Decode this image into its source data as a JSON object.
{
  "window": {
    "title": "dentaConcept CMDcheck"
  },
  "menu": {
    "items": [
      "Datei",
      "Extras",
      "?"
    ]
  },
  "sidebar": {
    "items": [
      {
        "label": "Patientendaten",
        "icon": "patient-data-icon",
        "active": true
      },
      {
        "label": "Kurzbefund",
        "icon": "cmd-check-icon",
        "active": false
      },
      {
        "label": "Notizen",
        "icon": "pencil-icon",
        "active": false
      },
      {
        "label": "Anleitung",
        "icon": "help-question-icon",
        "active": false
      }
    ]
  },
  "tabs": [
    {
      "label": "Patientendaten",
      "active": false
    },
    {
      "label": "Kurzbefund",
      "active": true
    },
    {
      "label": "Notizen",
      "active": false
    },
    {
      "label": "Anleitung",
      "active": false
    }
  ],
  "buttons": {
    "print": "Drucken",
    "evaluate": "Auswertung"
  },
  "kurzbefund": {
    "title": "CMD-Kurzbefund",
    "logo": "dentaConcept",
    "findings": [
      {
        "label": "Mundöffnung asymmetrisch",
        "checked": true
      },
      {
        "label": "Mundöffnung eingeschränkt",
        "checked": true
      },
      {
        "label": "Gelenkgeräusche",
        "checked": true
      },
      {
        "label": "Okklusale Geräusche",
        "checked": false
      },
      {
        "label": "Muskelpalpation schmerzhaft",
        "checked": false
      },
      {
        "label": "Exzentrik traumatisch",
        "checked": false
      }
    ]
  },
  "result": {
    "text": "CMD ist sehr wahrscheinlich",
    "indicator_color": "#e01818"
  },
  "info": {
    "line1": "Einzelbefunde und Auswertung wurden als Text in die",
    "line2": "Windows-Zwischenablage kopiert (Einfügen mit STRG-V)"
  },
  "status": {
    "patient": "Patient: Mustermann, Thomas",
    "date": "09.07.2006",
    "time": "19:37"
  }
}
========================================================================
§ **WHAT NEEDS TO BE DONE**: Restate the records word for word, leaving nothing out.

§ **COMPLETED TASK**:
Decode this image into its source data as a JSON object.
{
  "window": {
    "title": "dentaConcept CMDcheck"
  },
  "menu": {
    "items": [
      "Datei",
      "Extras",
      "?"
    ]
  },
  "sidebar": {
    "items": [
      {
        "label": "Patientendaten",
        "icon": "patient-data-icon",
        "active": true
      },
      {
        "label": "Kurzbefund",
        "icon": "cmd-check-icon",
        "active": false
      },
      {
        "label": "Notizen",
        "icon": "pencil-icon",
        "active": false
      },
      {
        "label": "Anleitung",
        "icon": "help-question-icon",
        "active": false
      }
    ]
  },
  "tabs": [
    {
      "label": "Patientendaten",
      "active": false
    },
    {
      "label": "Kurzbefund",
      "active": true
    },
    {
      "label": "Notizen",
      "active": false
    },
    {
      "label": "Anleitung",
      "active": false
    }
  ],
  "buttons": {
    "print": "Drucken",
    "evaluate": "Auswertung"
  },
  "kurzbefund": {
    "title": "CMD-Kurzbefund",
    "logo": "dentaConcept",
    "findings": [
      {
        "label": "Mundöffnung asymmetrisch",
        "checked": true
      },
      {
        "label": "Mundöffnung eingeschränkt",
        "checked": true
      },
      {
        "label": "Gelenkgeräusche",
        "checked": true
      },
      {
        "label": "Okklusale Geräusche",
        "checked": false
      },
      {
        "label": "Muskelpalpation schmerzhaft",
        "checked": false
      },
      {
        "label": "Exzentrik traumatisch",
        "checked": false
      }
    ]
  },
  "result": {
    "text": "CMD ist sehr wahrscheinlich",
    "indicator_color": "#e01818"
  },
  "info": {
    "line1": "Einzelbefunde und Auswertung wurden als Text in die",
    "line2": "Windows-Zwischenablage kopiert (Einfügen mit STRG-V)"
  },
  "status": {
    "patient": "Patient: Mustermann, Thomas",
    "date": "09.07.2006",
    "time": "19:37"
  }
}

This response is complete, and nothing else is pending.